PROVIDED MATERIAL:
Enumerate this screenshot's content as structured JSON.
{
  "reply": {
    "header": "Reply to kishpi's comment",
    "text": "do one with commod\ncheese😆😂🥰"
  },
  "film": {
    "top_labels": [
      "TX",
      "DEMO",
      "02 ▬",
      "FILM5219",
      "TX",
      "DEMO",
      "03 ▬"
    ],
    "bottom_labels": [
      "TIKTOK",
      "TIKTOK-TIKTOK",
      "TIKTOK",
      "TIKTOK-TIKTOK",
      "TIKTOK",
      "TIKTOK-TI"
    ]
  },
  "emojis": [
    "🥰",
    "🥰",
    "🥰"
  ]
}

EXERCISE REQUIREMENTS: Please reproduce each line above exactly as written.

COMPLETED EXERCISE:
Enumerate this screenshot's content as structured JSON.
{
  "reply": {
    "header": "Reply to kishpi's comment",
    "text": "do one with commod\ncheese😆😂🥰"
  },
  "film": {
    "top_labels": [
      "TX",
      "DEMO",
      "02 ▬",
      "FILM5219",
      "TX",
      "DEMO",
      "03 ▬"
    ],
    "bottom_labels": [
      "TIKTOK",
      "TIKTOK-TIKTOK",
      "TIKTOK",
      "TIKTOK-TIKTOK",
      "TIKTOK",
      "TIKTOK-TI"
    ]
  },
  "emojis": [
    "🥰",
    "🥰",
    "🥰"
  ]
}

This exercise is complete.